Data for this exercise below:

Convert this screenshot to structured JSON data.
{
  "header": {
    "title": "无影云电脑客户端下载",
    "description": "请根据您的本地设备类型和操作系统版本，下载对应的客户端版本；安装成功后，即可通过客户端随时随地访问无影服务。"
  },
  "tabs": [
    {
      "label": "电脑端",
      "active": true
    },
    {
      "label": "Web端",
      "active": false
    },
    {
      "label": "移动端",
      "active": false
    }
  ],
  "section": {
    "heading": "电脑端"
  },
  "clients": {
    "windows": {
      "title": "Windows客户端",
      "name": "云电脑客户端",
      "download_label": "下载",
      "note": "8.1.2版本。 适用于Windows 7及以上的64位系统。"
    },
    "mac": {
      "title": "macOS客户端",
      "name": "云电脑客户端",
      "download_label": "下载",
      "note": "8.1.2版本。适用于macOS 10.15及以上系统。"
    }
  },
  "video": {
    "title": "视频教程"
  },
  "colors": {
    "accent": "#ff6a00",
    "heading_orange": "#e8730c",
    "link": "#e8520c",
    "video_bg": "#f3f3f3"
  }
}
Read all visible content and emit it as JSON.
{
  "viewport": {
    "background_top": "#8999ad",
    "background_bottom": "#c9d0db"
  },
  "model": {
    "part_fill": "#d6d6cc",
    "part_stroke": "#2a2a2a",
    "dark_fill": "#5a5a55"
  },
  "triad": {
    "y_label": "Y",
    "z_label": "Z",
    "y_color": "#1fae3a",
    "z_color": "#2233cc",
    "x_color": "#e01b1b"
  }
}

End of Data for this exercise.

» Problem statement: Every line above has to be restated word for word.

» Task result:
Convert this screenshot to structured JSON data.
{
  "header": {
    "title": "无影云电脑客户端下载",
    "description": "请根据您的本地设备类型和操作系统版本，下载对应的客户端版本；安装成功后，即可通过客户端随时随地访问无影服务。"
  },
  "tabs": [
    {
      "label": "电脑端",
      "active": true
    },
    {
      "label": "Web端",
      "active": false
    },
    {
      "label": "移动端",
      "active": false
    }
  ],
  "section": {
    "heading": "电脑端"
  },
  "clients": {
    "windows": {
      "title": "Windows客户端",
      "name": "云电脑客户端",
      "download_label": "下载",
      "note": "8.1.2版本。 适用于Windows 7及以上的64位系统。"
    },
    "mac": {
      "title": "macOS客户端",
      "name": "云电脑客户端",
      "download_label": "下载",
      "note": "8.1.2版本。适用于macOS 10.15及以上系统。"
    }
  },
  "video": {
    "title": "视频教程"
  },
  "colors": {
    "accent": "#ff6a00",
    "heading_orange": "#e8730c",
    "link": "#e8520c",
    "video_bg": "#f3f3f3"
  }
}
Read all visible content and emit it as JSON.
{
  "viewport": {
    "background_top": "#8999ad",
    "background_bottom": "#c9d0db"
  },
  "model": {
    "part_fill": "#d6d6cc",
    "part_stroke": "#2a2a2a",
    "dark_fill": "#5a5a55"
  },
  "triad": {
    "y_label": "Y",
    "z_label": "Z",
    "y_color": "#1fae3a",
    "z_color": "#2233cc",
    "x_color": "#e01b1b"
  }
}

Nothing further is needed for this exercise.